● What the exercise asks
What's wanted is each entry repeated verbatim, minus its images.

● Stored data

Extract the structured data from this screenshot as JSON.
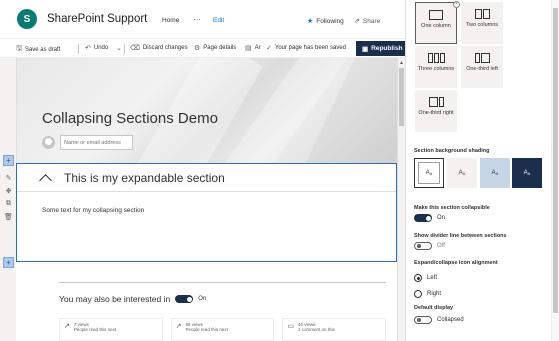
{
  "header": {
    "logo_letter": "S",
    "site_title": "SharePoint Support",
    "nav_home": "Home",
    "nav_more": "···",
    "nav_edit": "Edit",
    "following": "Following",
    "share": "Share"
  },
  "commandbar": {
    "save_draft": "Save as draft",
    "undo": "Undo",
    "discard": "Discard changes",
    "page_details": "Page details",
    "analytics": "Ar",
    "status": "Your page has been saved",
    "republish": "Republish"
  },
  "page": {
    "title": "Collapsing Sections Demo",
    "author_placeholder": "Name or email address"
  },
  "section": {
    "heading": "This is my expandable section",
    "body": "Some text for my collapsing section"
  },
  "interest": {
    "label": "You may also be interested in",
    "toggle_label": "On",
    "toggle_on": true,
    "cards": [
      {
        "metric": "7 views",
        "detail": "People read this next",
        "icon": "trending-icon"
      },
      {
        "metric": "98 views",
        "detail": "People read this next",
        "icon": "trending-icon"
      },
      {
        "metric": "40 views",
        "detail": "1 comment on this",
        "icon": "comment-icon"
      }
    ]
  },
  "pane": {
    "layouts": [
      {
        "label": "One column",
        "selected": true
      },
      {
        "label": "Two columns",
        "selected": false
      },
      {
        "label": "Three columns",
        "selected": false
      },
      {
        "label": "One-third left",
        "selected": false
      },
      {
        "label": "One-third right",
        "selected": false
      }
    ],
    "shading_label": "Section background shading",
    "shade_glyph": "A",
    "shade_glyph_sub": "A",
    "collapsible_label": "Make this section collapsible",
    "collapsible_value": "On",
    "divider_label": "Show divider line between sections",
    "divider_value": "Off",
    "alignment_label": "Expand/collapse icon alignment",
    "alignment_left": "Left",
    "alignment_right": "Right",
    "default_label": "Default display",
    "default_value": "Collapsed",
    "colors": {
      "accent": "#1b2e4c",
      "section_border": "#2a6ebb"
    }
  }
}
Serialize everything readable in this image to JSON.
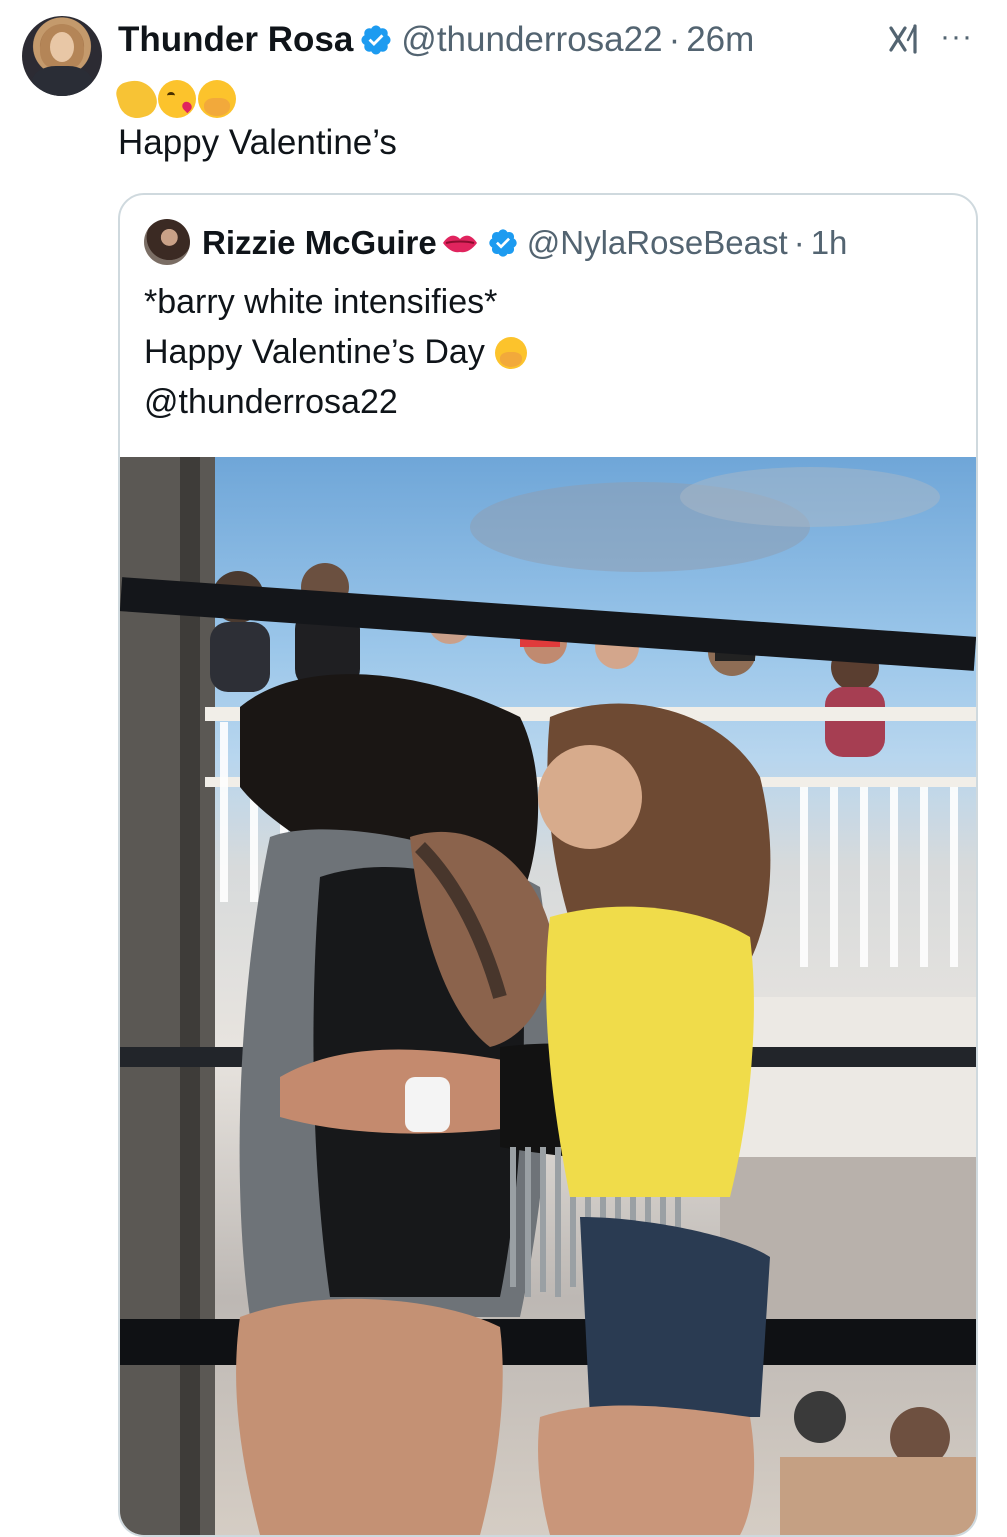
{
  "tweet": {
    "author_name": "Thunder Rosa",
    "author_handle": "@thunderrosa22",
    "separator": "·",
    "time": "26m",
    "emoji_icons": [
      "clapping-hands-icon",
      "face-blowing-kiss-icon",
      "face-with-hand-over-mouth-icon"
    ],
    "text": "Happy Valentine’s",
    "more_label": "···"
  },
  "quoted_tweet": {
    "author_name": "Rizzie McGuire",
    "author_badge_icon": "kiss-mark-lips-icon",
    "author_handle": "@NylaRoseBeast",
    "separator": "·",
    "time": "1h",
    "lines": [
      "*barry white intensifies*",
      "Happy Valentine’s Day",
      "@thunderrosa22"
    ],
    "line_emoji_icon": "face-with-hand-over-mouth-icon"
  },
  "colors": {
    "text_primary": "#0f1419",
    "text_secondary": "#536471",
    "verified_blue": "#1d9bf0",
    "border": "#cfd9de"
  }
}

● Exercise response
Extract the structured data from this screenshot as JSON.
{
  "header": {
    "logo_letter": "S",
    "site_title": "SharePoint Support",
    "nav_home": "Home",
    "nav_more": "···",
    "nav_edit": "Edit",
    "following": "Following",
    "share": "Share"
  },
  "commandbar": {
    "save_draft": "Save as draft",
    "undo": "Undo",
    "discard": "Discard changes",
    "page_details": "Page details",
    "analytics": "Ar",
    "status": "Your page has been saved",
    "republish": "Republish"
  },
  "page": {
    "title": "Collapsing Sections Demo",
    "author_placeholder": "Name or email address"
  },
  "section": {
    "heading": "This is my expandable section",
    "body": "Some text for my collapsing section"
  },
  "interest": {
    "label": "You may also be interested in",
    "toggle_label": "On",
    "toggle_on": true,
    "cards": [
      {
        "metric": "7 views",
        "detail": "People read this next",
        "icon": "trending-icon"
      },
      {
        "metric": "98 views",
        "detail": "People read this next",
        "icon": "trending-icon"
      },
      {
        "metric": "40 views",
        "detail": "1 comment on this",
        "icon": "comment-icon"
      }
    ]
  },
  "pane": {
    "layouts": [
      {
        "label": "One column",
        "selected": true
      },
      {
        "label": "Two columns",
        "selected": false
      },
      {
        "label": "Three columns",
        "selected": false
      },
      {
        "label": "One-third left",
        "selected": false
      },
      {
        "label": "One-third right",
        "selected": false
      }
    ],
    "shading_label": "Section background shading",
    "shade_glyph": "A",
    "shade_glyph_sub": "A",
    "collapsible_label": "Make this section collapsible",
    "collapsible_value": "On",
    "divider_label": "Show divider line between sections",
    "divider_value": "Off",
    "alignment_label": "Expand/collapse icon alignment",
    "alignment_left": "Left",
    "alignment_right": "Right",
    "default_label": "Default display",
    "default_value": "Collapsed",
    "colors": {
      "accent": "#1b2e4c",
      "section_border": "#2a6ebb"
    }
  }
}
Serialize everything readable in this image to JSON.
{
  "tweet": {
    "author_name": "Thunder Rosa",
    "author_handle": "@thunderrosa22",
    "separator": "·",
    "time": "26m",
    "emoji_icons": [
      "clapping-hands-icon",
      "face-blowing-kiss-icon",
      "face-with-hand-over-mouth-icon"
    ],
    "text": "Happy Valentine’s",
    "more_label": "···"
  },
  "quoted_tweet": {
    "author_name": "Rizzie McGuire",
    "author_badge_icon": "kiss-mark-lips-icon",
    "author_handle": "@NylaRoseBeast",
    "separator": "·",
    "time": "1h",
    "lines": [
      "*barry white intensifies*",
      "Happy Valentine’s Day",
      "@thunderrosa22"
    ],
    "line_emoji_icon": "face-with-hand-over-mouth-icon"
  },
  "colors": {
    "text_primary": "#0f1419",
    "text_secondary": "#536471",
    "verified_blue": "#1d9bf0",
    "border": "#cfd9de"
  }
}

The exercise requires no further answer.